*Exercise requirements*
Each record below needs to be retyped exactly.

--------------------------------

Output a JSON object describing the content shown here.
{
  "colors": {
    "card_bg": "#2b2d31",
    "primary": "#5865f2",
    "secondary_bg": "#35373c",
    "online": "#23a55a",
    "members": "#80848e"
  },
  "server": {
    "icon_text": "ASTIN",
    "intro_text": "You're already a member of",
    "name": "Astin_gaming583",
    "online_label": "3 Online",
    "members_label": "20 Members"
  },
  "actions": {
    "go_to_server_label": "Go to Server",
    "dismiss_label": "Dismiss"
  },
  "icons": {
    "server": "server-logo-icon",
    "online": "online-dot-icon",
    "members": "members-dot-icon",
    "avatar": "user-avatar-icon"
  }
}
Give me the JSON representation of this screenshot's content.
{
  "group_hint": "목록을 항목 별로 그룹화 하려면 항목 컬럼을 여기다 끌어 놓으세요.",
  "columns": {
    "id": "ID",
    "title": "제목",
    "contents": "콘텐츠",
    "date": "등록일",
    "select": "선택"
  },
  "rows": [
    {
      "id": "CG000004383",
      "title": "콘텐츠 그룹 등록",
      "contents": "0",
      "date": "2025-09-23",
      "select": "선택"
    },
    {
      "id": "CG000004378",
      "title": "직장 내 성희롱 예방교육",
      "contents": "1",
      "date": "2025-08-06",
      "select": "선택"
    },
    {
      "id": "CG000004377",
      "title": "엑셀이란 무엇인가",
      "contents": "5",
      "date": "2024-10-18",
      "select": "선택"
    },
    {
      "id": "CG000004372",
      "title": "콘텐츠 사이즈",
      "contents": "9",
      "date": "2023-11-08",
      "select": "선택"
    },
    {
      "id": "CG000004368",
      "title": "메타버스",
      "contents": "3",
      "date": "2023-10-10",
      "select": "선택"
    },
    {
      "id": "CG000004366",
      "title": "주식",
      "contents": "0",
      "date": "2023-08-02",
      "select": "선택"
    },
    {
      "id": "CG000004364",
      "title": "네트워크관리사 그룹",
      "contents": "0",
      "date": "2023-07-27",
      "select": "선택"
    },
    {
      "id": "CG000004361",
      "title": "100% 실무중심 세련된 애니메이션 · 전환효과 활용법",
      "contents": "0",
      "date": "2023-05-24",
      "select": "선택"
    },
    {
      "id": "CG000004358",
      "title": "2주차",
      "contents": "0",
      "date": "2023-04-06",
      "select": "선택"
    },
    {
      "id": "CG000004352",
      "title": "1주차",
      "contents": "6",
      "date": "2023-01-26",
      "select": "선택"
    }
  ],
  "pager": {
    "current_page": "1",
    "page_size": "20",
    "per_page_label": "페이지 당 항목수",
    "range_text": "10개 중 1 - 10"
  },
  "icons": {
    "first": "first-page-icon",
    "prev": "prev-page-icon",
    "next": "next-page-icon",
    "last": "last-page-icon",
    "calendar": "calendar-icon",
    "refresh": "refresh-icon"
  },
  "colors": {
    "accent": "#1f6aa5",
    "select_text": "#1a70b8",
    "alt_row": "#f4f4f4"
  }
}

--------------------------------

*Task result*
Output a JSON object describing the content shown here.
{
  "colors": {
    "card_bg": "#2b2d31",
    "primary": "#5865f2",
    "secondary_bg": "#35373c",
    "online": "#23a55a",
    "members": "#80848e"
  },
  "server": {
    "icon_text": "ASTIN",
    "intro_text": "You're already a member of",
    "name": "Astin_gaming583",
    "online_label": "3 Online",
    "members_label": "20 Members"
  },
  "actions": {
    "go_to_server_label": "Go to Server",
    "dismiss_label": "Dismiss"
  },
  "icons": {
    "server": "server-logo-icon",
    "online": "online-dot-icon",
    "members": "members-dot-icon",
    "avatar": "user-avatar-icon"
  }
}
Give me the JSON representation of this screenshot's content.
{
  "group_hint": "목록을 항목 별로 그룹화 하려면 항목 컬럼을 여기다 끌어 놓으세요.",
  "columns": {
    "id": "ID",
    "title": "제목",
    "contents": "콘텐츠",
    "date": "등록일",
    "select": "선택"
  },
  "rows": [
    {
      "id": "CG000004383",
      "title": "콘텐츠 그룹 등록",
      "contents": "0",
      "date": "2025-09-23",
      "select": "선택"
    },
    {
      "id": "CG000004378",
      "title": "직장 내 성희롱 예방교육",
      "contents": "1",
      "date": "2025-08-06",
      "select": "선택"
    },
    {
      "id": "CG000004377",
      "title": "엑셀이란 무엇인가",
      "contents": "5",
      "date": "2024-10-18",
      "select": "선택"
    },
    {
      "id": "CG000004372",
      "title": "콘텐츠 사이즈",
      "contents": "9",
      "date": "2023-11-08",
      "select": "선택"
    },
    {
      "id": "CG000004368",
      "title": "메타버스",
      "contents": "3",
      "date": "2023-10-10",
      "select": "선택"
    },
    {
      "id": "CG000004366",
      "title": "주식",
      "contents": "0",
      "date": "2023-08-02",
      "select": "선택"
    },
    {
      "id": "CG000004364",
      "title": "네트워크관리사 그룹",
      "contents": "0",
      "date": "2023-07-27",
      "select": "선택"
    },
    {
      "id": "CG000004361",
      "title": "100% 실무중심 세련된 애니메이션 · 전환효과 활용법",
      "contents": "0",
      "date": "2023-05-24",
      "select": "선택"
    },
    {
      "id": "CG000004358",
      "title": "2주차",
      "contents": "0",
      "date": "2023-04-06",
      "select": "선택"
    },
    {
      "id": "CG000004352",
      "title": "1주차",
      "contents": "6",
      "date": "2023-01-26",
      "select": "선택"
    }
  ],
  "pager": {
    "current_page": "1",
    "page_size": "20",
    "per_page_label": "페이지 당 항목수",
    "range_text": "10개 중 1 - 10"
  },
  "icons": {
    "first": "first-page-icon",
    "prev": "prev-page-icon",
    "next": "next-page-icon",
    "last": "last-page-icon",
    "calendar": "calendar-icon",
    "refresh": "refresh-icon"
  },
  "colors": {
    "accent": "#1f6aa5",
    "select_text": "#1a70b8",
    "alt_row": "#f4f4f4"
  }
}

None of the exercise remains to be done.